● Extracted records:
—————
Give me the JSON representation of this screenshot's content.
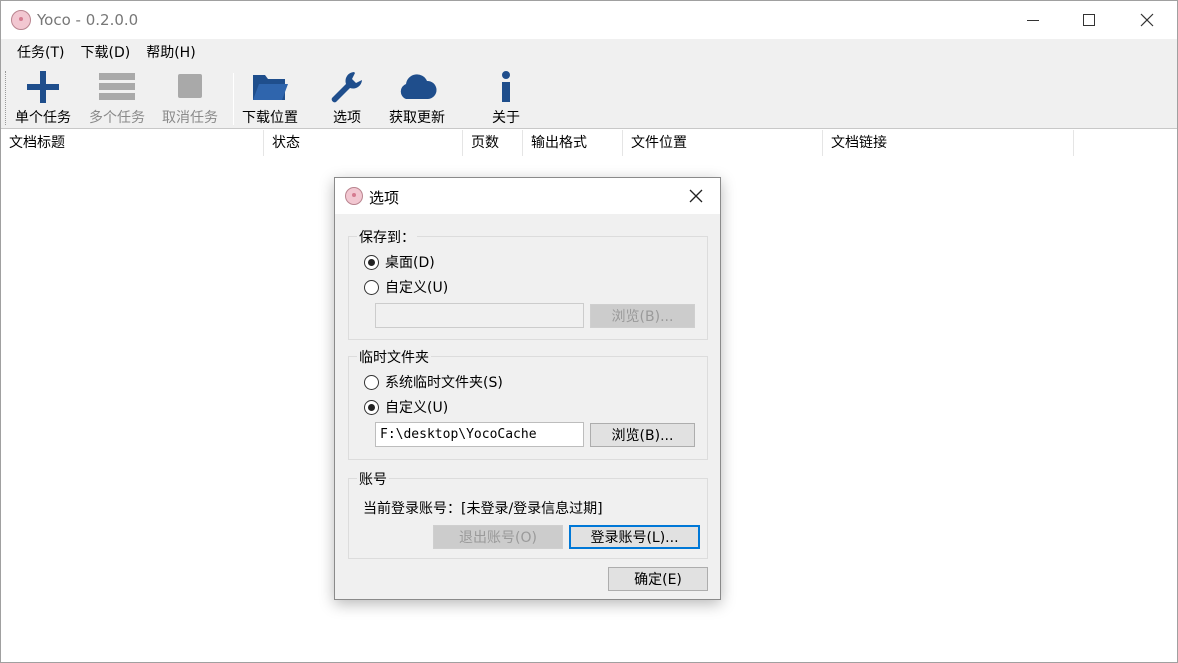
{
  "window": {
    "title": "Yoco - 0.2.0.0"
  },
  "menu": [
    {
      "label": "任务(T)"
    },
    {
      "label": "下载(D)"
    },
    {
      "label": "帮助(H)"
    }
  ],
  "toolbar": {
    "single_task": "单个任务",
    "multi_task": "多个任务",
    "cancel_task": "取消任务",
    "download_location": "下载位置",
    "options": "选项",
    "get_updates": "获取更新",
    "about": "关于"
  },
  "columns": [
    "文档标题",
    "状态",
    "页数",
    "输出格式",
    "文件位置",
    "文档链接"
  ],
  "dialog": {
    "title": "选项",
    "save_to": {
      "label": "保存到：",
      "desktop": "桌面(D)",
      "custom": "自定义(U)",
      "selected": "desktop",
      "path": "",
      "browse": "浏览(B)..."
    },
    "temp": {
      "label": "临时文件夹",
      "system": "系统临时文件夹(S)",
      "custom": "自定义(U)",
      "selected": "custom",
      "path": "F:\\desktop\\YocoCache",
      "browse": "浏览(B)..."
    },
    "account": {
      "label": "账号",
      "status": "当前登录账号：[未登录/登录信息过期]",
      "logout": "退出账号(O)",
      "login": "登录账号(L)..."
    },
    "ok": "确定(E)"
  },
  "colors": {
    "icon_blue": "#1f4e8c",
    "icon_gray": "#a9a9a9"
  }
}
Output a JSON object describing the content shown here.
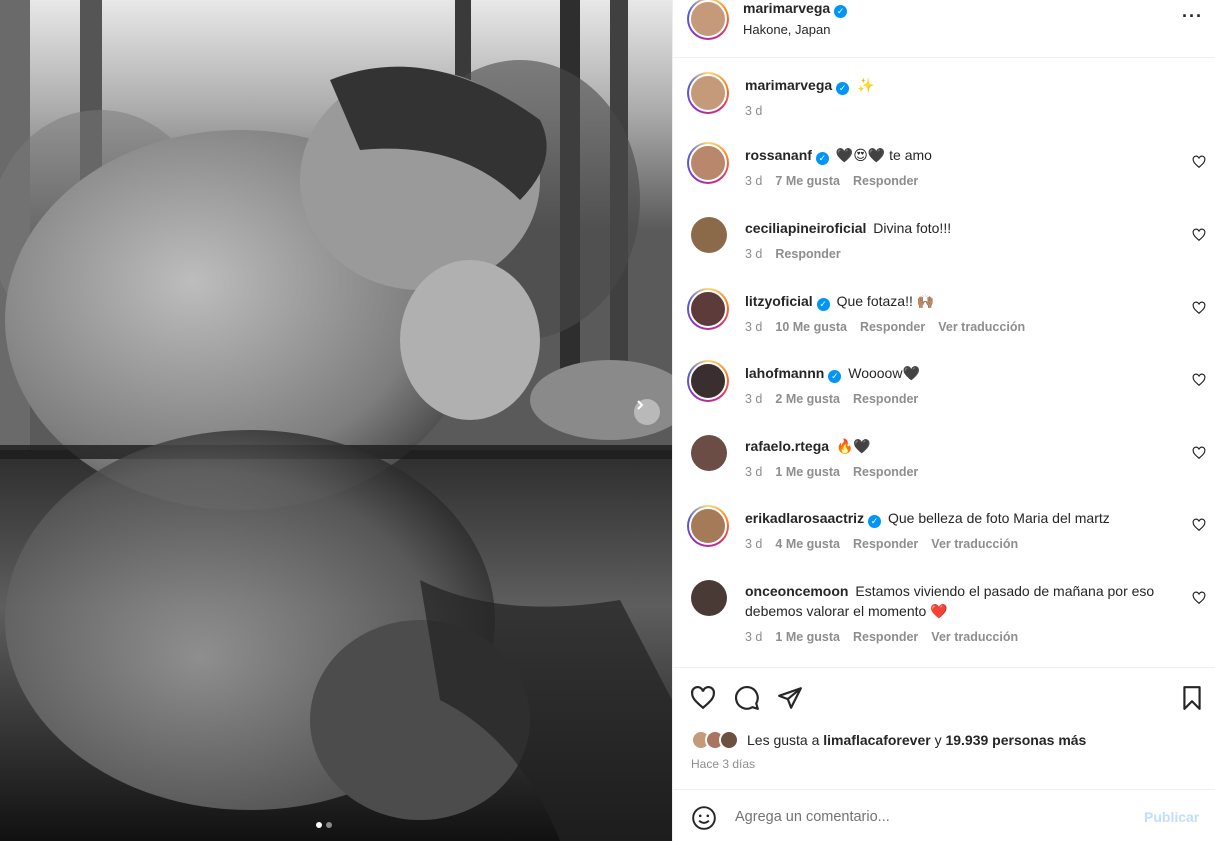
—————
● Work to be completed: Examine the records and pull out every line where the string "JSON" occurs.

● Exercise result:
Give me the JSON representation of this screenshot's content.
Output a JSON object describing the content shown here.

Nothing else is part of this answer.